Every line below that carries the word "examination" needs to be copied.
INFORMATION SUPPLIED: Begin
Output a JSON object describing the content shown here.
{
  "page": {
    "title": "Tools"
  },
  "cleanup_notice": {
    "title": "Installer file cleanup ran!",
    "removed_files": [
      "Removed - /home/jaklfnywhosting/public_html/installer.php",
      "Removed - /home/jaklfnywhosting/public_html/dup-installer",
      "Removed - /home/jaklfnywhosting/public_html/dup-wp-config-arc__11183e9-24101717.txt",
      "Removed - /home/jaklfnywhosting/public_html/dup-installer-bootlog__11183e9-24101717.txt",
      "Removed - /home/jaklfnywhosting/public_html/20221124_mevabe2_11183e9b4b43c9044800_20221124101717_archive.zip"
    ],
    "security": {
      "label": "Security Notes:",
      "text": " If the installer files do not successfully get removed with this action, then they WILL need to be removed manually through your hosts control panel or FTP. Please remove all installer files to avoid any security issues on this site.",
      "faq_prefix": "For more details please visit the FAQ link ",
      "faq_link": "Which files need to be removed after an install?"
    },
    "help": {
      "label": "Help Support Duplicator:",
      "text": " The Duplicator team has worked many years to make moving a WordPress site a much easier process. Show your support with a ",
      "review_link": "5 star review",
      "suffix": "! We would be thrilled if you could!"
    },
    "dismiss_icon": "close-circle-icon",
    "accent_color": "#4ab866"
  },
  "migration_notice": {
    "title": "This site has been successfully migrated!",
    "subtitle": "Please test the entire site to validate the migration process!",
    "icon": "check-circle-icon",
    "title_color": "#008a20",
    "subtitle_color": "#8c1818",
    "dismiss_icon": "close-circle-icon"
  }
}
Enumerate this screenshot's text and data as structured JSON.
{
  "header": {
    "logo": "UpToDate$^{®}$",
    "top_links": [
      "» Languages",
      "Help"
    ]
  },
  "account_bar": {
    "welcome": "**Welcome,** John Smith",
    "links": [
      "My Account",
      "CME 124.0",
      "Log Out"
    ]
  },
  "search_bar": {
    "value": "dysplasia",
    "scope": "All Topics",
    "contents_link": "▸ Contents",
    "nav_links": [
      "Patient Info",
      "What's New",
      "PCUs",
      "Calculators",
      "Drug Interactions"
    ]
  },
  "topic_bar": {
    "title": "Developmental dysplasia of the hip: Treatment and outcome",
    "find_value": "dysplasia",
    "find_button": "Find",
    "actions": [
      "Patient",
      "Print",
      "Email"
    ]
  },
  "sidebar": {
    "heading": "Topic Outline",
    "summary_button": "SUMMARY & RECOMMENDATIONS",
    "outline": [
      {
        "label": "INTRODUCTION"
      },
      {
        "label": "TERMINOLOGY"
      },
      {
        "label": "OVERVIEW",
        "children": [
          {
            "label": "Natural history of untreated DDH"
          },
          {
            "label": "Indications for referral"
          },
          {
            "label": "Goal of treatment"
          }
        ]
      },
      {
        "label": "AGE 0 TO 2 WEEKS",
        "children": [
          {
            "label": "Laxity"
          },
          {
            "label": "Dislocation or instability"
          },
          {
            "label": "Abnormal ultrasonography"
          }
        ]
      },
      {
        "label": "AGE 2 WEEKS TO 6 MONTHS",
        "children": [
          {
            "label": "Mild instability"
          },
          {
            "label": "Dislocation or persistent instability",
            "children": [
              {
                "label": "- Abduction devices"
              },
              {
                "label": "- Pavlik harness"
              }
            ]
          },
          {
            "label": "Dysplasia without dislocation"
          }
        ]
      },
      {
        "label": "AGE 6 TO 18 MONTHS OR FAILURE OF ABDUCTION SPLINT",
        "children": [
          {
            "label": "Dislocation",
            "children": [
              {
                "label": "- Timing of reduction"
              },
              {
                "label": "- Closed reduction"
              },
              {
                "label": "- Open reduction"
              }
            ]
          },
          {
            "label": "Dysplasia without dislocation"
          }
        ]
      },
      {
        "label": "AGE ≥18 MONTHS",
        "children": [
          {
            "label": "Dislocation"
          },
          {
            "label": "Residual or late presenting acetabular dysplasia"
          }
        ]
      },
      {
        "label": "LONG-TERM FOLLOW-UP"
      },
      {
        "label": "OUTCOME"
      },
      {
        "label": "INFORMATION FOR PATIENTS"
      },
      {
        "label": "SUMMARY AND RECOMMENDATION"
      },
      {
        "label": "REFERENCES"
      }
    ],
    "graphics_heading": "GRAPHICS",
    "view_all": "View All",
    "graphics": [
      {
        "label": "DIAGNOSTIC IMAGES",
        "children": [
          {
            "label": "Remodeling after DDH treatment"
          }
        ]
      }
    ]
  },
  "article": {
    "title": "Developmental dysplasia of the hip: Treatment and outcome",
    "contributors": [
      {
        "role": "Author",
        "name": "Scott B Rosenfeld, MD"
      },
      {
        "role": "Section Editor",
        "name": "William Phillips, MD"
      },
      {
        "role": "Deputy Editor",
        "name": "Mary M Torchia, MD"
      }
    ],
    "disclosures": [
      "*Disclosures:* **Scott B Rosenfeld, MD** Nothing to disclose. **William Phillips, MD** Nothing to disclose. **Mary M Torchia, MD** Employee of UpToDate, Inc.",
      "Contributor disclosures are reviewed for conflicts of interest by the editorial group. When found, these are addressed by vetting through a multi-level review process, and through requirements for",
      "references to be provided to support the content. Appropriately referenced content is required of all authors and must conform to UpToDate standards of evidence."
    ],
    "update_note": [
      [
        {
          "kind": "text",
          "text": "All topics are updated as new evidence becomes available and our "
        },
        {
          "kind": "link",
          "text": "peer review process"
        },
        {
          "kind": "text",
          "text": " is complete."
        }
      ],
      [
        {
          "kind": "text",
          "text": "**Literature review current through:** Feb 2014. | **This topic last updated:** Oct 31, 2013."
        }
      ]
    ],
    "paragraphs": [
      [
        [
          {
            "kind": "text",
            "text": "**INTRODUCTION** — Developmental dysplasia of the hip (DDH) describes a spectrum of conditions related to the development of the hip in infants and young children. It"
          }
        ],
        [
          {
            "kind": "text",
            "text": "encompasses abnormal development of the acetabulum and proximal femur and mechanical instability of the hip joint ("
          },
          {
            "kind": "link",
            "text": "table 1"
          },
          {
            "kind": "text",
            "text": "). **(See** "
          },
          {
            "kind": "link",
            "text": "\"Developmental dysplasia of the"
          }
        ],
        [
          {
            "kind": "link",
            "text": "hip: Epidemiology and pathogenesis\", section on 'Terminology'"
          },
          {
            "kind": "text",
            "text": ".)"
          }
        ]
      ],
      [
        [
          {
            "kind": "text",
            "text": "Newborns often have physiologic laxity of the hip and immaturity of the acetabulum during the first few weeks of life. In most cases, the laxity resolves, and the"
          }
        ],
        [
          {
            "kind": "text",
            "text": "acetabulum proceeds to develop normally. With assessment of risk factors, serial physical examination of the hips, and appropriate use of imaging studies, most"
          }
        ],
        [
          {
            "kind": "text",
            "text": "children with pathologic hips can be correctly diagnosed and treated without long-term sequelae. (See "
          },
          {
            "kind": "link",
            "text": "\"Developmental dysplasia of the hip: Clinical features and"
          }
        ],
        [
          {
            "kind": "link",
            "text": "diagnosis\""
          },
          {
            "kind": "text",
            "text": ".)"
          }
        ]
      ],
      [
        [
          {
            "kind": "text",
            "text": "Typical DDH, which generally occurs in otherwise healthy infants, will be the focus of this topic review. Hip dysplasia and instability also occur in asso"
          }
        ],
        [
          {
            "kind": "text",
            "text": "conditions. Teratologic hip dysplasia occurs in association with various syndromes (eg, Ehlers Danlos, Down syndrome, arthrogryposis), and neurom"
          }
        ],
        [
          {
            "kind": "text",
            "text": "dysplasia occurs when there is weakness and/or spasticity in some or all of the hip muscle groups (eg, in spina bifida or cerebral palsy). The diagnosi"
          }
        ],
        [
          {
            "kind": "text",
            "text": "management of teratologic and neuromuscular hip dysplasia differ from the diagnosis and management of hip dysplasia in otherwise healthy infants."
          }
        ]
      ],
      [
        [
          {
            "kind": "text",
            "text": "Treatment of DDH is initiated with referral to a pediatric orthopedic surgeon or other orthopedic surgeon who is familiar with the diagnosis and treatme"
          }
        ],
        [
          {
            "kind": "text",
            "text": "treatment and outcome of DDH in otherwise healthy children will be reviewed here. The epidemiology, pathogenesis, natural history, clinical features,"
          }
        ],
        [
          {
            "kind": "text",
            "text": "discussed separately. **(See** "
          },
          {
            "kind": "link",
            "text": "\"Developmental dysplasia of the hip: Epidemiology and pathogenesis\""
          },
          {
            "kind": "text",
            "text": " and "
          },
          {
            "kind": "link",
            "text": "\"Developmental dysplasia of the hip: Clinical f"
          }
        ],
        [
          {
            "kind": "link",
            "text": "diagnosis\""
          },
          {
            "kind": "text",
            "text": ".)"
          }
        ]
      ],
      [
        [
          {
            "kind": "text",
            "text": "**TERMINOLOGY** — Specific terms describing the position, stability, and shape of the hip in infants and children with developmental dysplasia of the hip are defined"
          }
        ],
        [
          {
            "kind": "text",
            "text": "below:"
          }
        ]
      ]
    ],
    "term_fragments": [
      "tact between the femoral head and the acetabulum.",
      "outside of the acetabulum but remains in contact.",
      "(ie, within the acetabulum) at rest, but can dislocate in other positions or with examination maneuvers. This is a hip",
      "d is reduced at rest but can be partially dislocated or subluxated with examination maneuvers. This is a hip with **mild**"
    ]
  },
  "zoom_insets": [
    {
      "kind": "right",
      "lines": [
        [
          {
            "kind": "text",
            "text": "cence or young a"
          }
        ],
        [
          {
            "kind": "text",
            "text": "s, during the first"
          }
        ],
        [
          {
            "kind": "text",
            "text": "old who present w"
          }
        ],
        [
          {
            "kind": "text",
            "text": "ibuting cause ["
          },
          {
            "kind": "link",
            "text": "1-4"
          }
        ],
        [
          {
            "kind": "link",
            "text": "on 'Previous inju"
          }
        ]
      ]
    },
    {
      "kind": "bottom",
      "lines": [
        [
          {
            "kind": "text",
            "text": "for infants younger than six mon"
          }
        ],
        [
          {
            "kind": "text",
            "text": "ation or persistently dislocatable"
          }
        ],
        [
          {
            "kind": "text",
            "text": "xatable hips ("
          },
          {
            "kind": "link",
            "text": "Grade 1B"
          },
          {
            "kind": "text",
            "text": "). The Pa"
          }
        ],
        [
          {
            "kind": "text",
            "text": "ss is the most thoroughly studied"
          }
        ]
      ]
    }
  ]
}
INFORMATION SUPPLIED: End
### [ANSWER BOX]
            "text": "acetabulum proceeds to develop normally. With assessment of risk factors, serial physical examination of the hips, and appropriate use of imaging studies, most"
      "(ie, within the acetabulum) at rest, but can dislocate in other positions or with examination maneuvers. This is a hip",
      "d is reduced at rest but can be partially dislocated or subluxated with examination maneuvers. This is a hip with **mild**"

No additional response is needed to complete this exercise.